■ Work to complete: Search the lines of the records for the word "this", and copy every line that has it.

■ Entries supplied:
════════════════════

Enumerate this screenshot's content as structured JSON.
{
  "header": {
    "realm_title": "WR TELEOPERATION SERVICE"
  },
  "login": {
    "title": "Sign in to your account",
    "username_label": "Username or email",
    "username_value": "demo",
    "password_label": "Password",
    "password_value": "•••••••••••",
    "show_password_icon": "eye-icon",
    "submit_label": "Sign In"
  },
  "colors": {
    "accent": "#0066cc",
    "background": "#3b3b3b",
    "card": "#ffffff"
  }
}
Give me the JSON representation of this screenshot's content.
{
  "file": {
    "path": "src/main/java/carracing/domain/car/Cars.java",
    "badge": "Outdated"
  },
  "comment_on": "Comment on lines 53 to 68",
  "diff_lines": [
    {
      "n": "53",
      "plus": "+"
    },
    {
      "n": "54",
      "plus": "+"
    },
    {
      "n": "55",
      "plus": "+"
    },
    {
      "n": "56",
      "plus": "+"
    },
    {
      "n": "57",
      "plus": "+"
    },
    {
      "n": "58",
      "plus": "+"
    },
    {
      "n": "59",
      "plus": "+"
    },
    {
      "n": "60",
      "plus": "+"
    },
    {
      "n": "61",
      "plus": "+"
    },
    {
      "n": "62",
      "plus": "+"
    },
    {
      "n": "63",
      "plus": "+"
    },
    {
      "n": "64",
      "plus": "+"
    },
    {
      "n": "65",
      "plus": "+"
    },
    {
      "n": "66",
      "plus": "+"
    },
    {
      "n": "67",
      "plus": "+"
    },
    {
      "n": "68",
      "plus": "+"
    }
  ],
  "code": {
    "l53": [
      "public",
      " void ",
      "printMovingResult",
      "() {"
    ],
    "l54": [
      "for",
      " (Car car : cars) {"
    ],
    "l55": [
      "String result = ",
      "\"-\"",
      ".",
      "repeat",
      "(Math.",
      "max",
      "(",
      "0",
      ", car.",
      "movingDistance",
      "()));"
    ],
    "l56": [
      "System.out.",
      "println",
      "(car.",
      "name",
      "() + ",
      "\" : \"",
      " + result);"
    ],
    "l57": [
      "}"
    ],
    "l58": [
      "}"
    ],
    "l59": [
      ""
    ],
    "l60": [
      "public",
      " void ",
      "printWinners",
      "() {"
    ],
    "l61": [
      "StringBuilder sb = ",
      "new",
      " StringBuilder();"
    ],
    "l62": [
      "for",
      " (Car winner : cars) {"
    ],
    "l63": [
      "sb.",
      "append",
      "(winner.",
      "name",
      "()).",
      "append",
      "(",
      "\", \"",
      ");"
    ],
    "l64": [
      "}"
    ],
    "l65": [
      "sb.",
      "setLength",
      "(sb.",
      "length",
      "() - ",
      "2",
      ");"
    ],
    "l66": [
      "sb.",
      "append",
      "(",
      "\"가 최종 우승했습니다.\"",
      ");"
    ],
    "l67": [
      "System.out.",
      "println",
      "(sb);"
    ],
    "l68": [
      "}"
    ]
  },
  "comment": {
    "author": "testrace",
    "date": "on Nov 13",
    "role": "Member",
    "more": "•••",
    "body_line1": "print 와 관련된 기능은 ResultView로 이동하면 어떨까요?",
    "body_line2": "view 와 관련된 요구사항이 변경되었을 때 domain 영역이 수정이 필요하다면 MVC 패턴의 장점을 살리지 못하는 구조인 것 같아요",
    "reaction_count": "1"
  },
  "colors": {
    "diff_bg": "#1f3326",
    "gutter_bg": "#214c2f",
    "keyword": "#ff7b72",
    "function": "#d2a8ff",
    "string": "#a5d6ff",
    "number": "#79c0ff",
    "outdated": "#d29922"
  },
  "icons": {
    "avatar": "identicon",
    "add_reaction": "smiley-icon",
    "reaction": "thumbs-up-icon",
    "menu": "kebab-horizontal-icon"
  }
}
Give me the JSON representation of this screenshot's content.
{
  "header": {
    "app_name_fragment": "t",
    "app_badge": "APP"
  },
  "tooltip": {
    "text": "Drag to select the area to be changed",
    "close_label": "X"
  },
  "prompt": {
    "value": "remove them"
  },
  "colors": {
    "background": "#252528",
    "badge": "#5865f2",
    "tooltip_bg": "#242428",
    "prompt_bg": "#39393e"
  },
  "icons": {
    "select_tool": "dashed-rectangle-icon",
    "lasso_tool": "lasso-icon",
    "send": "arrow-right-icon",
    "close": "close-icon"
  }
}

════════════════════

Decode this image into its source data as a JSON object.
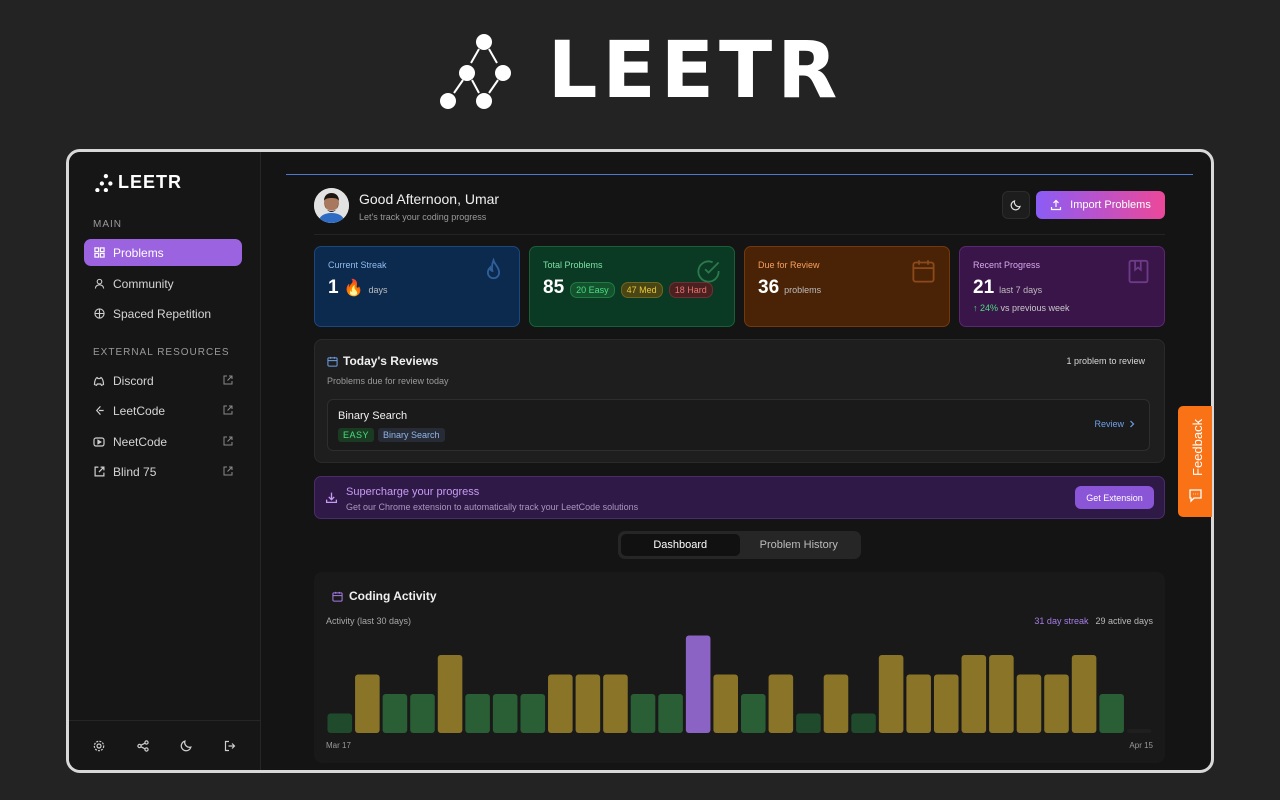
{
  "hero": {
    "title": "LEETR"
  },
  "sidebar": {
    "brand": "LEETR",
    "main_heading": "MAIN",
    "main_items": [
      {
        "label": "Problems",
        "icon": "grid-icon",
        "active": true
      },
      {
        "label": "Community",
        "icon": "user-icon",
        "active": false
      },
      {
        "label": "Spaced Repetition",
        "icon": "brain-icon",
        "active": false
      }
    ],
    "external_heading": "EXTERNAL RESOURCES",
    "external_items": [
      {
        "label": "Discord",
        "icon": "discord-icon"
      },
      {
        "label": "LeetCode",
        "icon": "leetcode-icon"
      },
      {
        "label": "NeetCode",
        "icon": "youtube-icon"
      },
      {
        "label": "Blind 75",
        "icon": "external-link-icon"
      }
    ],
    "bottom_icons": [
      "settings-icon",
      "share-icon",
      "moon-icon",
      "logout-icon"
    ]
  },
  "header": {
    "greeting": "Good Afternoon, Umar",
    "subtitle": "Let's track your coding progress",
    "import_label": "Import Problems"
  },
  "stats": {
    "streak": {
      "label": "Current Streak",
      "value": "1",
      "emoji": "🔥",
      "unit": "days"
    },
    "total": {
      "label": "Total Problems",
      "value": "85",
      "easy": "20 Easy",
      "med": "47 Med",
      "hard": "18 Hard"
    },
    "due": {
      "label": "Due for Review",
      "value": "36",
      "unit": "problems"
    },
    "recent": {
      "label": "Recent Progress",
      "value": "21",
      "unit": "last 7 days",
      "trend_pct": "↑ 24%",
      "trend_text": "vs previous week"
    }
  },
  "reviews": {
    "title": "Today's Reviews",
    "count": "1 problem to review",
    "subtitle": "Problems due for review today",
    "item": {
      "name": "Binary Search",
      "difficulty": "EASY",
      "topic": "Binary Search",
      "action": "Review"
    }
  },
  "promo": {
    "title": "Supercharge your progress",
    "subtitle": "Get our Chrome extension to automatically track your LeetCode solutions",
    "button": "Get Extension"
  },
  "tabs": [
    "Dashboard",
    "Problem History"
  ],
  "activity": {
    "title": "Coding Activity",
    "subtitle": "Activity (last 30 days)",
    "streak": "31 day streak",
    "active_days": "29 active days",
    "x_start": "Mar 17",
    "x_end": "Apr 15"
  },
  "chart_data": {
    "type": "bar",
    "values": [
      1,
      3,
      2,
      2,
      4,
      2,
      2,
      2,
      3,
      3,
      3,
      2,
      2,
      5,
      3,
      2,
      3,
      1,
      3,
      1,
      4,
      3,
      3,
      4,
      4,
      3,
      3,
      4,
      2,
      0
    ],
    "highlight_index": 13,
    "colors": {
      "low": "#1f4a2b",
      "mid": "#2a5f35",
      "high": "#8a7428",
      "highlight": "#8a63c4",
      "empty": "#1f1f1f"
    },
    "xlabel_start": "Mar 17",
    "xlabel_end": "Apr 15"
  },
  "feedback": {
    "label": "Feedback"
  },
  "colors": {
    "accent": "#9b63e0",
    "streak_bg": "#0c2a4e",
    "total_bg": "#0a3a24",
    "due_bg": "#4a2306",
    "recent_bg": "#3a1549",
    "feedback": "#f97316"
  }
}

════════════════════

■ Reply:
Enumerate this screenshot's content as structured JSON.
Give me the JSON representation of this screenshot's content.
Give me the JSON representation of this screenshot's content.
Decode this image into its source data as a JSON object.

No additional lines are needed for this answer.